Protestants and Catholics who have previously been fiercely critical of each other – refusing even to recognise one another as fellow Christians, in some cases – have come together to oppose legislation in the province that would require them to treat lesbian and gay people on an equal basis in terms of public provision.
The Christian Institute lobby group and a number of smaller Protestant denominations are now being backed by Catholic bishops in seeking a judicial review of the Sexual Orientation Regulations (SORs), which came into force in January 2007.
The legislation was introduced into Northern Ireland ahead of the rest of Britain after a consultation period which the complainants say is too short.
The Northern Ireland case is likely to have an impact on similar threatened action in the rest of the United Kingdom, following a concerted campaign by conservative Christian groups.
Earlier this week a Catholic spokesperson in Northern Ireland told the BBC that the bishops were worried about the effect of the legislation on schools, adoption and marriage support services.
But others inside and outside the churches, including the Green Party, say that it is wrong for Christian-backed bodies to seek to treat people unequally in public provision and services, on practical, moral and theological grounds.
The churches who are already involved in the current case include the Reformed Presbyterian Church, the Congregational Union of Ireland, the Evangelical Presbyterian Church, the Association of Baptist Churches and the Fellowship of Independent Methodist Churches.
The province’s two largest Protestant denominations have not joined the legal action. The judicial review is due to start on 4 June 2007 and is expected to last for three or four days.
In Britain, Catholic leaders and evangelical Christian lobby groups have also vigorously opposed SORs, including provisions for the equal treatment of lesbian and gay couples in adoption agencies run by the Catholic Church in England and Scotland.

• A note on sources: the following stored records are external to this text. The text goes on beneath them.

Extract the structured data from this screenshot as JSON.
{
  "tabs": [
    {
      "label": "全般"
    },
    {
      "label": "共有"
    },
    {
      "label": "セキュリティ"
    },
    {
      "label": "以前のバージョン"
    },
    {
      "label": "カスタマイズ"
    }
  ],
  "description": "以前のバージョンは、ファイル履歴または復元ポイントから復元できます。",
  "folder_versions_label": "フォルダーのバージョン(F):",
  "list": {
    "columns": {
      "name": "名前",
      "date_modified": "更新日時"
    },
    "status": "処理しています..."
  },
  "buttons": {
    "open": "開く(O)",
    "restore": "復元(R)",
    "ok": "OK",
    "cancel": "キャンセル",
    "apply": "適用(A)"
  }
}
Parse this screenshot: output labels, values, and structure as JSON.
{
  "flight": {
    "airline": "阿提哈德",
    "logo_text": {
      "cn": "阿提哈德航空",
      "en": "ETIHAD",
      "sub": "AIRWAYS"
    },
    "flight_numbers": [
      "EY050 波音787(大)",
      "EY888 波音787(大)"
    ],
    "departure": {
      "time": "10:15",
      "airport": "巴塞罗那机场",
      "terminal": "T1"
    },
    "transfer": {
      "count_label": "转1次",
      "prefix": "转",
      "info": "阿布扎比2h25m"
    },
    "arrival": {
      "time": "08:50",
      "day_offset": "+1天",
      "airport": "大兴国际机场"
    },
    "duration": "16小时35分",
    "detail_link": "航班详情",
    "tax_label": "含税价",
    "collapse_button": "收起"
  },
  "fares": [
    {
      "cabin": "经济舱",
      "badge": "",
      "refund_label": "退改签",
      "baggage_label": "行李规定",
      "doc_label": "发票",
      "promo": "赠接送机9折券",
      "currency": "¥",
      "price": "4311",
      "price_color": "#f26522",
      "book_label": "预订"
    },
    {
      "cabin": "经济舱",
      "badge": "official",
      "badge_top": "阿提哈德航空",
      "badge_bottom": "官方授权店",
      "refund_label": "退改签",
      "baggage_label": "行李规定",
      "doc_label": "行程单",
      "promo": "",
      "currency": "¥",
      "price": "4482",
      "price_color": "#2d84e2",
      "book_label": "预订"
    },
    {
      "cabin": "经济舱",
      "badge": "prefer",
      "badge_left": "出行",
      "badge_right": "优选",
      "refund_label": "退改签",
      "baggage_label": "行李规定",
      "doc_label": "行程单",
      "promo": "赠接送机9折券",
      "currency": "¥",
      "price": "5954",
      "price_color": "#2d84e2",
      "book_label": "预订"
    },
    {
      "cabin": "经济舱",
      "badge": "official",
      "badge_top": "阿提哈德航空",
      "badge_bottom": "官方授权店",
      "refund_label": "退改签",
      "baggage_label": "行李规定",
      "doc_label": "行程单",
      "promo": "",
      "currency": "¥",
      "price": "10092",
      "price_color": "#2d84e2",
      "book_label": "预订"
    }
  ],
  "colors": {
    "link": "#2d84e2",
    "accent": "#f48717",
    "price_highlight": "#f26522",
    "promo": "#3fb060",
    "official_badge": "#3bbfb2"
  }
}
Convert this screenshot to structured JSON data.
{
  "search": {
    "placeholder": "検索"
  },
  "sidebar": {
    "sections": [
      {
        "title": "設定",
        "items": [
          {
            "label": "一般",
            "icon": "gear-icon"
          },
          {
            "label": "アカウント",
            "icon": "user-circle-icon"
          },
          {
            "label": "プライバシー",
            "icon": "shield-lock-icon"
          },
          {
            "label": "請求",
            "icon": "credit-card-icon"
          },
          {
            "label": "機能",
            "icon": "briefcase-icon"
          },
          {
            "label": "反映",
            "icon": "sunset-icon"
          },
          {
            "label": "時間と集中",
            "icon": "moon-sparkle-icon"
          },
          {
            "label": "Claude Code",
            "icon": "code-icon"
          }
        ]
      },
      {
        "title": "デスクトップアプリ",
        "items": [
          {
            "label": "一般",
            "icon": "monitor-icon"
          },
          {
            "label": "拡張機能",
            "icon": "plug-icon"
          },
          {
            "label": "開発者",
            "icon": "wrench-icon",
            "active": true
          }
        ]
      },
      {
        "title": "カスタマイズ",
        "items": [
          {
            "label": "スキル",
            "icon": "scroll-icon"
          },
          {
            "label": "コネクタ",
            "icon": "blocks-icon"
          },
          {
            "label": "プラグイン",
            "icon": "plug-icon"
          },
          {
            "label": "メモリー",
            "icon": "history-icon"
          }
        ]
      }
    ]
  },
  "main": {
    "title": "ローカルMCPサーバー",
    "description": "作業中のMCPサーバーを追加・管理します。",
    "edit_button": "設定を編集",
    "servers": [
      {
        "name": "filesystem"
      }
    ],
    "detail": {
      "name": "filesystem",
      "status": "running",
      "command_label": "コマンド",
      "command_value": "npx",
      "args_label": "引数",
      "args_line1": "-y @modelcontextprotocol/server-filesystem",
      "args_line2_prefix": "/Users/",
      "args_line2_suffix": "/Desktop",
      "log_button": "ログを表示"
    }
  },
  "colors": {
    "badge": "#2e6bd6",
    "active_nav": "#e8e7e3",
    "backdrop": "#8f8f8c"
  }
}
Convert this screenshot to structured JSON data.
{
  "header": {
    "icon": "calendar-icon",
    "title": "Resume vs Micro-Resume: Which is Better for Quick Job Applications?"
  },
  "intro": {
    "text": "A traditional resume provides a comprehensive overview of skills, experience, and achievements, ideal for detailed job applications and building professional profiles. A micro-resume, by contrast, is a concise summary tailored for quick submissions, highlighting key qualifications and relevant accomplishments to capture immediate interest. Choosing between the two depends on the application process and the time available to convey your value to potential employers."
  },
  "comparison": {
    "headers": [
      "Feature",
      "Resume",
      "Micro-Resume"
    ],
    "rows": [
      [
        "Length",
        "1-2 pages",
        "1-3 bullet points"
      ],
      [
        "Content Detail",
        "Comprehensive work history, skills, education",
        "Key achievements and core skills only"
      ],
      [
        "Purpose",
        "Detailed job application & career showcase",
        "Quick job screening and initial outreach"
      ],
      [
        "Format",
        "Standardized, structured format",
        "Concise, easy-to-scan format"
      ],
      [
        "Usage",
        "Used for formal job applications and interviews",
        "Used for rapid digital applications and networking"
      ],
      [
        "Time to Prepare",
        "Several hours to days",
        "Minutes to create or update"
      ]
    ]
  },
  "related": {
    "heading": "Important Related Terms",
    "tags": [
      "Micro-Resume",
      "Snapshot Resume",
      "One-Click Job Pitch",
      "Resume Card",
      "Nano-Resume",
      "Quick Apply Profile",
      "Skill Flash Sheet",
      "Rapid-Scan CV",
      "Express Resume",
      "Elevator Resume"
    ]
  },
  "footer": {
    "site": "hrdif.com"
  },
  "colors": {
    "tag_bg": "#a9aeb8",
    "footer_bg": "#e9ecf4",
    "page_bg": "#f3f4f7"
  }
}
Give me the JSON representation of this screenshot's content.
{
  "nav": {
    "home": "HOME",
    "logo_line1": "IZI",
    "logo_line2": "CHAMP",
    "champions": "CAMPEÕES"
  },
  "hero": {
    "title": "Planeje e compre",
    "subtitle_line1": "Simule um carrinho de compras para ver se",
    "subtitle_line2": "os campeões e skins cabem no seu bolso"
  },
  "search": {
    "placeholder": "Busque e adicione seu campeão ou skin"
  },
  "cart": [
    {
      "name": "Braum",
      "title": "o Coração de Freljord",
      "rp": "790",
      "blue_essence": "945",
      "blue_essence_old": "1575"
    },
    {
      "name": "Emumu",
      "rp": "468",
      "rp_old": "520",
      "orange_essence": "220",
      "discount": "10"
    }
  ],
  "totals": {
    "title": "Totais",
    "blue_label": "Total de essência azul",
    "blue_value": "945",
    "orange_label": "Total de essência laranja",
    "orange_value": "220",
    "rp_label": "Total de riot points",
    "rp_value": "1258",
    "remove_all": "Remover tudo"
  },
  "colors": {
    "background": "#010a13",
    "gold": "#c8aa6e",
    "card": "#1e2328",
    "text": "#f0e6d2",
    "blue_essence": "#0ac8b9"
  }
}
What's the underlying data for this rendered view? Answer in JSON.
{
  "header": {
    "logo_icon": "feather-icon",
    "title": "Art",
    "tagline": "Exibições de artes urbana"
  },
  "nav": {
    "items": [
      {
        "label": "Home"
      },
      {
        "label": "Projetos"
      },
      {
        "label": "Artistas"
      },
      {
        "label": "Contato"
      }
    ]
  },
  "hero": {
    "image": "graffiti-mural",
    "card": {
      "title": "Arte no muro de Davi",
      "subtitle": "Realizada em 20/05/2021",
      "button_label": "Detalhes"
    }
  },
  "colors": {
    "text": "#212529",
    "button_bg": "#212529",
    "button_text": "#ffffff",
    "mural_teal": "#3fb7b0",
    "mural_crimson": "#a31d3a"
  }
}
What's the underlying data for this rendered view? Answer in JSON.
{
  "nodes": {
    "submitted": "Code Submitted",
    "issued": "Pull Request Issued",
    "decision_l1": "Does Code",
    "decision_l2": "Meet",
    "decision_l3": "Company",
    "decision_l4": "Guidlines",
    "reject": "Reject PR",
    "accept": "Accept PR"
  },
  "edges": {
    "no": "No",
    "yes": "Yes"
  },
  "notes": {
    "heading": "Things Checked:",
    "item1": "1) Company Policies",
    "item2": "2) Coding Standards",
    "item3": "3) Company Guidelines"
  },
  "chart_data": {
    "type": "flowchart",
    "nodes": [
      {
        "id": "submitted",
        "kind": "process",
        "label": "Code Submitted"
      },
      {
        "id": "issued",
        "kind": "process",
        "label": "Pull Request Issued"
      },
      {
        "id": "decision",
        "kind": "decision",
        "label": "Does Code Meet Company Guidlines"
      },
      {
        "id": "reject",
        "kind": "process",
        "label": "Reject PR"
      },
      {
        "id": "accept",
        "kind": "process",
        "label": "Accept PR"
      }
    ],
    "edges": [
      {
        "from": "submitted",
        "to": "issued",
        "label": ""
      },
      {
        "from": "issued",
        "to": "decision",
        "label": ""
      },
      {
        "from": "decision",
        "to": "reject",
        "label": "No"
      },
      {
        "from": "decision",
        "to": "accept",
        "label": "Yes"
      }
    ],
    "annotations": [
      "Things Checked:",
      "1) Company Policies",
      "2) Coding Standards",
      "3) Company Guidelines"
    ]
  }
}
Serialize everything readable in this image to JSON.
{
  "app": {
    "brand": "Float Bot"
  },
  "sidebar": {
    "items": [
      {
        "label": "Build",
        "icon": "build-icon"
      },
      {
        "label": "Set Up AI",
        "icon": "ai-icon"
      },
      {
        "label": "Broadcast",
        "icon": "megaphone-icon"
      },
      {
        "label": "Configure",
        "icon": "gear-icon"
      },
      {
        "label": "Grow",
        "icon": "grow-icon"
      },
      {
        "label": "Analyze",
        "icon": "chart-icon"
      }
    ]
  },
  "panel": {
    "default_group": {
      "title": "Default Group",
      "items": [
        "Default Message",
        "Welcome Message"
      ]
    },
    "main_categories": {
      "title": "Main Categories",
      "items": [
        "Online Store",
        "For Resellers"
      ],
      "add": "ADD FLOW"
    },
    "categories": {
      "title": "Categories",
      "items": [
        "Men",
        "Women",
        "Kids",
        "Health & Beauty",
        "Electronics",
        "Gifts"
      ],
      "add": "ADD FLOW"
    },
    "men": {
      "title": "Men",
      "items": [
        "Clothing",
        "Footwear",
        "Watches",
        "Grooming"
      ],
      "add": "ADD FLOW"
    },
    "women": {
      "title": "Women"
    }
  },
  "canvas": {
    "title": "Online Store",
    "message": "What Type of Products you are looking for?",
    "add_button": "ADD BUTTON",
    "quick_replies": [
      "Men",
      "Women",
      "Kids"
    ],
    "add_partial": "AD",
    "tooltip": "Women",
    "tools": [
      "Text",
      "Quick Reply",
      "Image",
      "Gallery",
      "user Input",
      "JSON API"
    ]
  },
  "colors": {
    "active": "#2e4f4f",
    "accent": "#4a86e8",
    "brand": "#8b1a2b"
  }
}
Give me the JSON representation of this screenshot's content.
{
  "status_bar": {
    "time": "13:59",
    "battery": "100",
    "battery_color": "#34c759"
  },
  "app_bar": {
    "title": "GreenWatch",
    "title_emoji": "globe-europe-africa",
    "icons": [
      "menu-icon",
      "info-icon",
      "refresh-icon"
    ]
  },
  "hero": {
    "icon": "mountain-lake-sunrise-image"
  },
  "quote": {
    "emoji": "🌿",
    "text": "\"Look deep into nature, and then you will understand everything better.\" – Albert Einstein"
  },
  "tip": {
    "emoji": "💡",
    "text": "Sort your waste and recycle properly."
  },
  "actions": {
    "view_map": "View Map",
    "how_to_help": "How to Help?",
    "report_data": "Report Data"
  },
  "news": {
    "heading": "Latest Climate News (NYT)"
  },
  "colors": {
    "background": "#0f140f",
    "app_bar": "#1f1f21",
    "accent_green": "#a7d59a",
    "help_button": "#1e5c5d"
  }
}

But many other Christians – including the evangelical Faithworks Movement, which has 20,000 affiliates – have backed equal treatment in public service provision, saying that it is a Gospel imperative.